Call for Papers

Women’s Suffrage and Political Activism: Cambridge, February 2018

A conference to commemorate the Centenary of the 1918 Reform Act

Saturday February 3rd 2018, Murray Edwards College, Cambridge

For many British and Irish suffragists the vote was essential to obtaining justice for working women, peace and wider social reform. Yet in practice, working relationships between suffragists, peace activists and socialists were often troubled. This conference explores the ideas, strategies and controversies relating to the women’s movement in the years leading up to the 1918 Reform Act and its aftermath. We welcome contributions on individual suffragists and suffrage groups in Ireland, England, Scotland, and Wales. We invite abstracts on attitudes …

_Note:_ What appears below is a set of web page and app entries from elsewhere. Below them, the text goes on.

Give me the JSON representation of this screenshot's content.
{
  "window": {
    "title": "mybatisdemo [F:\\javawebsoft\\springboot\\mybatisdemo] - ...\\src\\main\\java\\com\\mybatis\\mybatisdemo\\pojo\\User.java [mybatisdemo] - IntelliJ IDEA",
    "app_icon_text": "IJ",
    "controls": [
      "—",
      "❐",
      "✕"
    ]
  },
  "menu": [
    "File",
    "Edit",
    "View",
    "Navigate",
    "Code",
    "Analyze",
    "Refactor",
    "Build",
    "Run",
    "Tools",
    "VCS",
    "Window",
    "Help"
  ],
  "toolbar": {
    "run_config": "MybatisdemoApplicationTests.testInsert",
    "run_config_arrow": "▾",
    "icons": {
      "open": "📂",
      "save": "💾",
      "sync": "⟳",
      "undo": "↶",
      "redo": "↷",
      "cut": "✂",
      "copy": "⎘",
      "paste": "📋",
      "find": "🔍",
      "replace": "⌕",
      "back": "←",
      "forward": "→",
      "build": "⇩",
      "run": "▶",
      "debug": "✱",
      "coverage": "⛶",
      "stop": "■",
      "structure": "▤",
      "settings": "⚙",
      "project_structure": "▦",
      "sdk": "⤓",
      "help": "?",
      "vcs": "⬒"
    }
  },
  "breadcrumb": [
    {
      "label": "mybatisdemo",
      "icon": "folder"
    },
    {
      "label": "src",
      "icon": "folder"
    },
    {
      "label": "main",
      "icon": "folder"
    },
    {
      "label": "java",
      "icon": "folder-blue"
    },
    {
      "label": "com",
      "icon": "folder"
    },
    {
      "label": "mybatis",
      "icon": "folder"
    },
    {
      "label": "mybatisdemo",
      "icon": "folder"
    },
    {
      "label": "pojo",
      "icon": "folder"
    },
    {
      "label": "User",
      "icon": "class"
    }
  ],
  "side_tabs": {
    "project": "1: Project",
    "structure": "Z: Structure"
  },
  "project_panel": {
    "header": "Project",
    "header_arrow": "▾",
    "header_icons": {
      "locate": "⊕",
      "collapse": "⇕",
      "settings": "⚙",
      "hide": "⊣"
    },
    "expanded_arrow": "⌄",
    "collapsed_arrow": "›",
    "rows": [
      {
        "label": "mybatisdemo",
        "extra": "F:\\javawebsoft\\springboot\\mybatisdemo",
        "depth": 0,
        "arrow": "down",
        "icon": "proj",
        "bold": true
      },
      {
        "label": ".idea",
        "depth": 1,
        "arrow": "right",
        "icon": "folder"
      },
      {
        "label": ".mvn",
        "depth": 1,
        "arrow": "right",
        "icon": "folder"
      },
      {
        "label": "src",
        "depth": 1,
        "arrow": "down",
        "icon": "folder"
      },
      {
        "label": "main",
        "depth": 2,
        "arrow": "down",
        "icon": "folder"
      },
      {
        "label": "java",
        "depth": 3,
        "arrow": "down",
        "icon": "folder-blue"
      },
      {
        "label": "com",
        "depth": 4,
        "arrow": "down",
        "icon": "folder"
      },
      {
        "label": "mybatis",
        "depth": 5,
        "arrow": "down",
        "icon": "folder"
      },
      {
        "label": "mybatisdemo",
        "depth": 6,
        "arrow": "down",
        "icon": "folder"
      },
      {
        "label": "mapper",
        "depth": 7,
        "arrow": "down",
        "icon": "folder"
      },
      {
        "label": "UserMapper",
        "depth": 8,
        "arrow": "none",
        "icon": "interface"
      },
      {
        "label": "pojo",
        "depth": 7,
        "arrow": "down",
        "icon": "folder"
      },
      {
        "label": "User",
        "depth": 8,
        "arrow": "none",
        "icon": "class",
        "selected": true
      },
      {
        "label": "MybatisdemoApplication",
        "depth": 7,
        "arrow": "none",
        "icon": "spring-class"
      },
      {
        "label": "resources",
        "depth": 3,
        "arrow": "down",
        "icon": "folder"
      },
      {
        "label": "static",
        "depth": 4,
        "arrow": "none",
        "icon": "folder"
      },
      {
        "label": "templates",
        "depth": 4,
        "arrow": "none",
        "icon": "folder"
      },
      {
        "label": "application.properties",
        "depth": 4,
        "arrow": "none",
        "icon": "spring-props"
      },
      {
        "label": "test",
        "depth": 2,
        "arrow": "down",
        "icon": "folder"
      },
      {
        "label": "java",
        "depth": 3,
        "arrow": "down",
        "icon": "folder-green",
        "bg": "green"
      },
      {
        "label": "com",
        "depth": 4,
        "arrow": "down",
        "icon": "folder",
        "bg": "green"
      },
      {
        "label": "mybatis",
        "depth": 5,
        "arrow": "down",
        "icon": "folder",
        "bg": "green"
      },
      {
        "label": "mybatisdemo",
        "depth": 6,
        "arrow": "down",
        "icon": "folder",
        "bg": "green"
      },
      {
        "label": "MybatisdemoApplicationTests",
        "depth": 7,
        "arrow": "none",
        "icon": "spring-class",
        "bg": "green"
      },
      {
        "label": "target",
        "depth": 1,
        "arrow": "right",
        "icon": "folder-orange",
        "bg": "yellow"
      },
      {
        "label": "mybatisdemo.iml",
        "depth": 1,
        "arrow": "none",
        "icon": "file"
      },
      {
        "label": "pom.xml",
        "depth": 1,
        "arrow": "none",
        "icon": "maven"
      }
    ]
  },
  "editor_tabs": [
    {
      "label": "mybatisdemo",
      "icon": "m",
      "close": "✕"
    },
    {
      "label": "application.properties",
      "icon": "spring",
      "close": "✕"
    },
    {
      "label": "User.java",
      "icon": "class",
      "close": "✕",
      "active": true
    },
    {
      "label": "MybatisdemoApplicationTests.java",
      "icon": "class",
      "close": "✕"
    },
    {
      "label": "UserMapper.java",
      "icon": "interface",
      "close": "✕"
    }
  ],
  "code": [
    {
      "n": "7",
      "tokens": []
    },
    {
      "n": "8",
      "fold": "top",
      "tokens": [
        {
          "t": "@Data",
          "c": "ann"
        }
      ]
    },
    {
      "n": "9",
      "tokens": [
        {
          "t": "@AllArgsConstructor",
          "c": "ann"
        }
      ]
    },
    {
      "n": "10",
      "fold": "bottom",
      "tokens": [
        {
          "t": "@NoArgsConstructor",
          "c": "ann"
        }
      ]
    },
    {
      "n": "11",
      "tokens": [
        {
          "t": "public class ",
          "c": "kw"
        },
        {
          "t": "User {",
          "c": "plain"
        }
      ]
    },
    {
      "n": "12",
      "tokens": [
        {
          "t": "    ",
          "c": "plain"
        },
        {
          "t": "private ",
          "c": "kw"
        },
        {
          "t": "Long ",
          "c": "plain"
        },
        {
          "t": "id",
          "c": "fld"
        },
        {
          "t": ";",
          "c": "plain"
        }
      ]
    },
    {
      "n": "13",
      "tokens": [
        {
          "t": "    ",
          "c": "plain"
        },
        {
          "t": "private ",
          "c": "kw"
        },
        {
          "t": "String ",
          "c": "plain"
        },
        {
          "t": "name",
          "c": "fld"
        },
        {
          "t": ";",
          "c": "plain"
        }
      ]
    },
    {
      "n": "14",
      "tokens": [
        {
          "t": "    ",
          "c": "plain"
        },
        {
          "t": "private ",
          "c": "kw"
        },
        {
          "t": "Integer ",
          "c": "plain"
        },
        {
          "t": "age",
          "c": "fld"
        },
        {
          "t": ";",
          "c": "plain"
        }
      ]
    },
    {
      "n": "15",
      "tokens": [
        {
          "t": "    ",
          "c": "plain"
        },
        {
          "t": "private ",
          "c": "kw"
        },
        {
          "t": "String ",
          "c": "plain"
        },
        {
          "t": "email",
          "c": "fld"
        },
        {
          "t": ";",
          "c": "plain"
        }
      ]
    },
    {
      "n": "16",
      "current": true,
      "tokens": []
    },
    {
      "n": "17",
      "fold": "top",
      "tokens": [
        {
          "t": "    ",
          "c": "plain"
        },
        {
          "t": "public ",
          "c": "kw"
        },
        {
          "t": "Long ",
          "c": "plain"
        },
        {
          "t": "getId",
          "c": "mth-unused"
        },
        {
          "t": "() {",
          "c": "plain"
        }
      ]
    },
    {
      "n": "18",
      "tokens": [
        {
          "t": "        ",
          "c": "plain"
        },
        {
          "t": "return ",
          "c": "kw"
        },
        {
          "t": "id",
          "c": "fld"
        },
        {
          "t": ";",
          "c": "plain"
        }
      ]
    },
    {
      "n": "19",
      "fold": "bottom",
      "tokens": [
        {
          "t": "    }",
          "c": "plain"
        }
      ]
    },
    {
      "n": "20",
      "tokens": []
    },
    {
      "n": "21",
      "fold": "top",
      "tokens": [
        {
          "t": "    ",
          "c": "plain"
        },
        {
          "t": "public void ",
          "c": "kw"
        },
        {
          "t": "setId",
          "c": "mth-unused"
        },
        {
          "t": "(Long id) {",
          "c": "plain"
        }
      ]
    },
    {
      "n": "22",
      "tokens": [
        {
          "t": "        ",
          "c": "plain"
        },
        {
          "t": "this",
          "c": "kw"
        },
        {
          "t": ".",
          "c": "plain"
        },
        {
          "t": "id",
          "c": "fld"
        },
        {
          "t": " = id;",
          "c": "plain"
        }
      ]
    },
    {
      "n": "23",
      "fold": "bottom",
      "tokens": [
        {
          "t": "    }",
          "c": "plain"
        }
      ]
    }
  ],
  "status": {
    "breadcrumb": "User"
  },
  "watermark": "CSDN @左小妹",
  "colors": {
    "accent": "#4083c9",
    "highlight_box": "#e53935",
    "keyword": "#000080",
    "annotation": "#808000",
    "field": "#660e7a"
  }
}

NORTH AMERICAN WOMEN AND WORLD WAR ONE

‘Yeomen (F)’, Group photograph, with a large U.S. flag, taken at the Portsmouth Navy Yard, Kittery, Maine, 30 October 1918. Some of them are wearing USS Southery hat bands. Other hat bands read U.S. Navy and U.S. Naval Reserve. U.S. Naval History and Heritage Command Photograph, NH 53175.

CALL FOR PAPERS

 

North American Women and World War One

 

Saturday, 4 November 2017

University of Worcester, Henwick Grove, Worcester, WR2 6AJ

 

The University of Worcester’s annual Women’s History Conference seeks papers for this year’s event under the heading of: ‘North American Women and World War One’

The United States entered

VOICES OF WOMEN IN THE GREAT WAR AND ITS AFTERMATH

CALL FOR CONFERENCE PAPERS

Voices of Women in the Great War and its Aftermath

 

Taking place at The Black Country Living Museum, 2 Tipton Rd, Dudley DY1 4SQ on 13-14 April 2018

 

Although the Great War is often seen as a time of change, offering new opportunities for women and culminating in 1918 in the extension of the franchise to many, the conflict was not experienced in the same way by all.  Class, region, age and marital status all shaped women’s lives during the war and after.

Working opportunities on the land, in munitions, clerical work, transport services …

Symposium on Mata Hari

The Legacy of Mata Hari:

Women and Transgression

 A one-day symposium

City, University of London

28 October, 2017

In October 1917, the woman known throughout the globe as Mata Hari was executed on espionage charges by a firing squad at Vincennes on the outskirts of Paris. Born Margaretha Geertruida Zelle (1876) in Leeuwarden, Holland, in 1905, she reinvented herself as the exotic dancer Mata Hari, trading on the fascination with colonial cultures in the fin de siècle. Although history has provided little evidence of her spying, Mata Hari’s French prosecutors condemned her as ‘the greatest female spy the world has …

History of Communism in Europe, no. 8/ 2017: The Other Half of Communism: Women’s Outlook

This call for papers seeks contributors for the eighth issue of the scientific journal History of Communism in Europe, no. 8/2017: The Other Half of Communism: Women’s Outlook on the gendered histories of European communisms. This issue looks to include the most recent scholarship on women and their intricate relations with the Communist parties in Europe, during the XX century. While including the valuable scholarship on “exceptional” personalities such as Alexandra Kollontai, Inessa Armand or Dolores Ibarruri, this issue aims to explore the voices of women that by political choice or simply historical tournaments found themselves as both objects and …